8. There is another aspect of the matter as well. Section 11 of the Act, as reproduced earlier, says that no person shall convert a residential building into a non-residential building except with the permission in writing of the Controller In the present case admittedly the rented premises are a part or a portion of a residential building known as `Lakshmi Vishnu Bhawan. The portion other than the rented one is being used by the landlord for his own residence. Under these circumstances, could the landlord convert a part of the residential building into a non-residential one without the permission in writing of the Rent Controller? Since there is a bar provided under the Act itself and under Section 19 of the Act penalty for the breach of the same has been provided it is quite clear that a residential building as such could not be converted into a non-residential building by letting it out to a Chartered Accountant for running his office therein. Anything done in contravention of the provisions of the Act cannot bind the landlord or the tenant. In this view of the matter also it cannot be held that the premises have become non-residential building because it is being used solely for the purpose of running the office by the tenant as Chartered Accountant. This also indicates that the Legislature used the expression 'profession as distinguished from the expression 'business' or 'trade' under the Act.

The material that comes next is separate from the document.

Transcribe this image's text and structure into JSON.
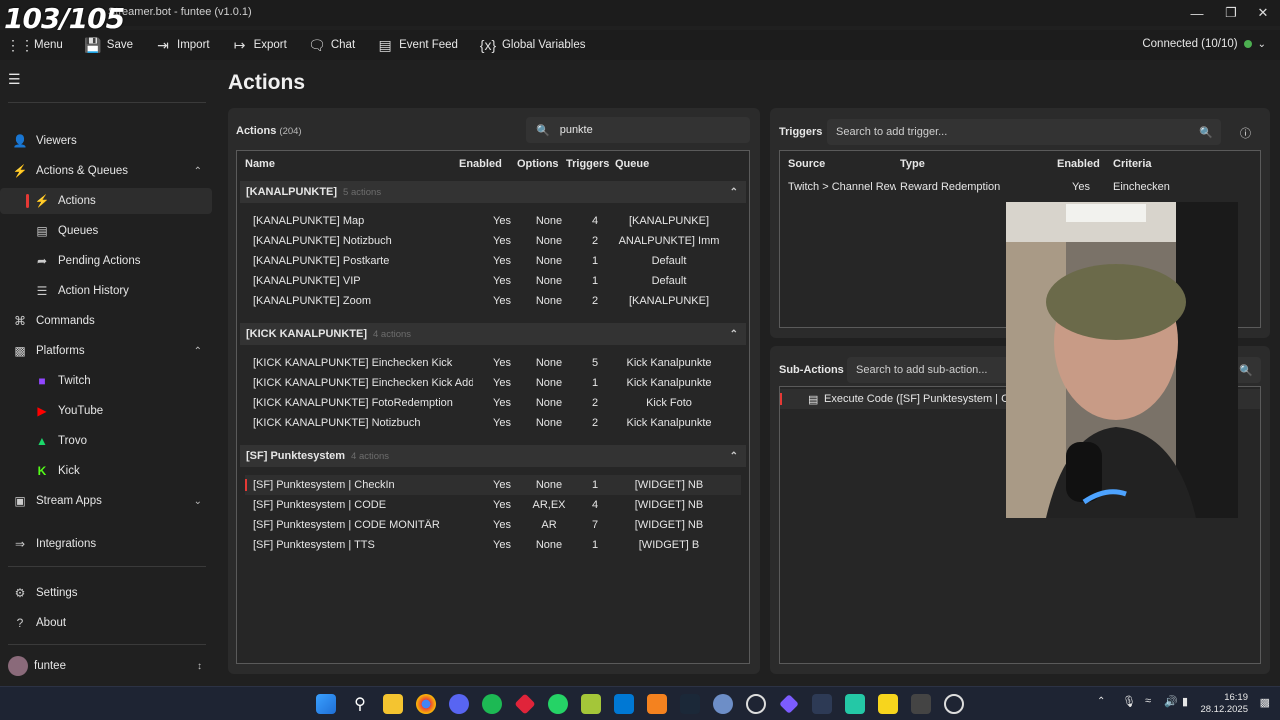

9. Consequently, the finding of the Appellate Authority on issue No. 2 that the premises in dispute are non-residential building is set aside and it is held that the building is a residential building as contemplated under the Act and thus the landlord is capable to eject the tenant if he proves that he bona fide requires the premises for his own use and occupation. Since in the present case the Appellate authority has not given any finding on issue No. 1, the case will have to be sent back for decision on that issue.
10. For the reasons recorded above, this petition succeeds and the order of the Appellate Authority is set aside and the appeal is sent back for decision in accordance with the law. The parties are directed to appear before the Appellate Authority, Ludhiana, on 24th April 1980. The records of the case be sent back to the Court immediately.
11. Petition allowed.